The common perception is that Python's implementation is slow, but you can often write fast Python if you know how to profile your code effectively.

I have tried it. I have compared a hight cpu intensive algorithm, the training of a simple one hidden neural network. To do so, I have used my old C++ NeuralNetwork library (flayers) and an implementation in python with Numpy.
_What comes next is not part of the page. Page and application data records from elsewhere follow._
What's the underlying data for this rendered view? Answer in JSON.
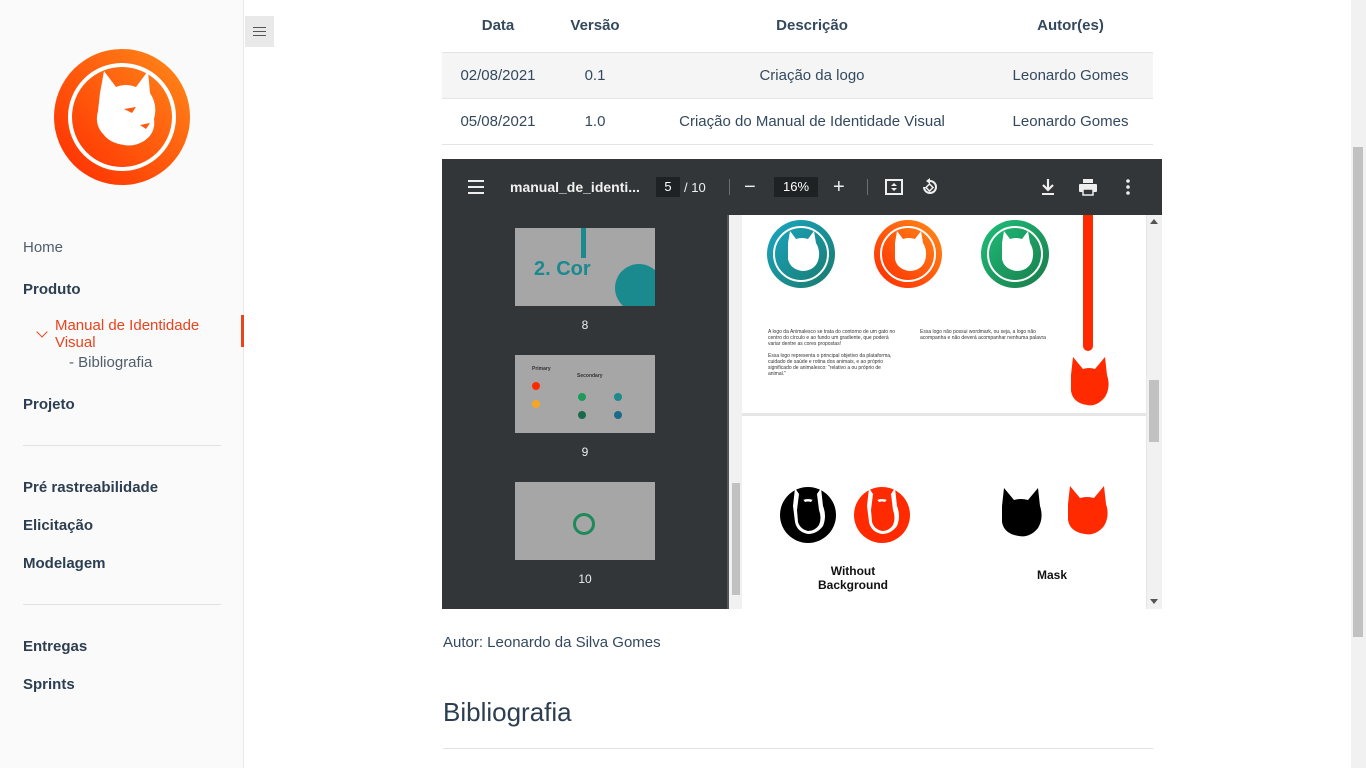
{
  "sidebar": {
    "items": {
      "home": "Home",
      "produto": "Produto",
      "manual": "Manual de Identidade Visual",
      "bibliografia": "- Bibliografia",
      "projeto": "Projeto",
      "pre_rastreabilidade": "Pré rastreabilidade",
      "elicitacao": "Elicitação",
      "modelagem": "Modelagem",
      "entregas": "Entregas",
      "sprints": "Sprints"
    }
  },
  "table": {
    "headers": [
      "Data",
      "Versão",
      "Descrição",
      "Autor(es)"
    ],
    "rows": [
      [
        "02/08/2021",
        "0.1",
        "Criação da logo",
        "Leonardo Gomes"
      ],
      [
        "05/08/2021",
        "1.0",
        "Criação do Manual de Identidade Visual",
        "Leonardo Gomes"
      ]
    ]
  },
  "pdf": {
    "title": "manual_de_identi...",
    "page": "5",
    "total": "/ 10",
    "zoom": "16%",
    "thumbs": [
      "8",
      "9",
      "10"
    ],
    "thumb8_text": "2. Cor",
    "thumb9_primary": "Primary",
    "thumb9_secondary": "Secondary",
    "page_text_left_1": "A logo da Animalesco se trata do contorno de um gato no centro do círculo e ao fundo um gradiente, que poderá variar dentre as cores propostas!",
    "page_text_left_2": "Essa logo representa o principal objetivo da plataforma, cuidado de saúde e rotina dos animais, e ao próprio significado de animalesco: \"relativo a ou próprio de animal.\"",
    "page_text_right": "Essa logo não possui wordmark, ou seja, a logo não acompanha e não deverá acompanhar nenhuma palavra",
    "caption_without": "Without Background",
    "caption_mask": "Mask",
    "colors": {
      "accent": "#e8441e",
      "teal": "#1a8a8f",
      "green": "#1e9a5a",
      "red": "#ff2a00"
    }
  },
  "author_line": "Autor: Leonardo da Silva Gomes",
  "biblio_heading": "Bibliografia"
}
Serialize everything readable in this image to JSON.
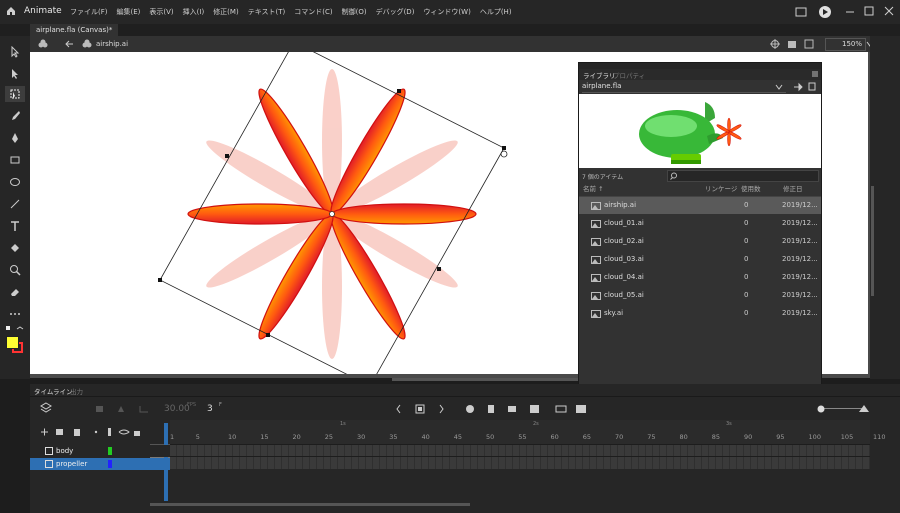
{
  "app": {
    "name": "Animate"
  },
  "menu": [
    "ファイル(F)",
    "編集(E)",
    "表示(V)",
    "挿入(I)",
    "修正(M)",
    "テキスト(T)",
    "コマンド(C)",
    "制御(O)",
    "デバッグ(D)",
    "ウィンドウ(W)",
    "ヘルプ(H)"
  ],
  "document_tab": "airplane.fla (Canvas)*",
  "breadcrumb": "airship.ai",
  "zoom": "150%",
  "library": {
    "tab_library": "ライブラリ",
    "tab_properties": "プロパティ",
    "file_select": "airplane.fla",
    "item_count": "7 個のアイテム",
    "search_placeholder": "",
    "columns": {
      "name": "名前 ↑",
      "linkage": "リンケージ",
      "use_count": "使用数",
      "modified": "修正日"
    },
    "items": [
      {
        "name": "airship.ai",
        "use_count": "0",
        "modified": "2019/12...",
        "selected": true
      },
      {
        "name": "cloud_01.ai",
        "use_count": "0",
        "modified": "2019/12..."
      },
      {
        "name": "cloud_02.ai",
        "use_count": "0",
        "modified": "2019/12..."
      },
      {
        "name": "cloud_03.ai",
        "use_count": "0",
        "modified": "2019/12..."
      },
      {
        "name": "cloud_04.ai",
        "use_count": "0",
        "modified": "2019/12..."
      },
      {
        "name": "cloud_05.ai",
        "use_count": "0",
        "modified": "2019/12..."
      },
      {
        "name": "sky.ai",
        "use_count": "0",
        "modified": "2019/12..."
      }
    ]
  },
  "timeline": {
    "tab_timeline": "タイムライン",
    "tab_output": "出力",
    "fps": "30.00",
    "fps_unit": "FPS",
    "current_frame": "3",
    "frame_unit": "F",
    "second_markers": [
      "1s",
      "2s",
      "3s"
    ],
    "frame_numbers": [
      "1",
      "5",
      "10",
      "15",
      "20",
      "25",
      "30",
      "35",
      "40",
      "45",
      "50",
      "55",
      "60",
      "65",
      "70",
      "75",
      "80",
      "85",
      "90",
      "95",
      "100",
      "105",
      "110"
    ],
    "layers": [
      {
        "name": "body",
        "color": "#22cc22",
        "selected": false
      },
      {
        "name": "propeller",
        "color": "#2222ff",
        "selected": true
      }
    ]
  },
  "colors": {
    "stroke": "#ffff33",
    "fill": "#ff3333",
    "accent": "#2d6fb3"
  }
}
I have wrote a simple neural net in python and optimize all loops with numpy as suggested in a profiling presentation saw in Pycon2009.

I have compare the training time of a simple fully connected NeuralNetwork will 100 hidden neurones for 10 iteration on letters dataset (cost function = mean square error).

Here is the time to do 10 iteration with flayers (c++):

./fexp / -h 100 -l 0.01 --oh -e 10

...

Optimization: Standard

Creating Connector [16|100] [inputs | hiddens]

Creating Connector [100|26] [hiddens | outputs]

...

real 0m11.187s

user 0m10.837s

sys 0m0.012s

Here is the time to do 10 iteration on the full letters dataset with python:

Here is the time to do 10 iteration on the full letters dataset with python and numpy:timetime ./bpnn.py -e 10 --h 100 -f letters.dat -nCreation of an NN <16:100:26>...

real 85m48.646s

user 85m9.163s

sys 0m1.632s

./bpnn.py -e 10 --h 100 -f letters.datCreation of an NN <16:100:26>...real 1m37.066suser 1m36.026ssys 0m0.100s

So if you do the math:

- The numpy implementation is 60 time faster then a basic python implementation.
- My C++ implementation is a little more then 10 time faster then my simply python numpy implementation.

Numpy implementation definitly worth it because it reduce the code and has a significant performance impact, the C++ might be required for extreme performance but the trade off of code complexity and time my not work it. Now that I have the choice, I will still use my C++ lib.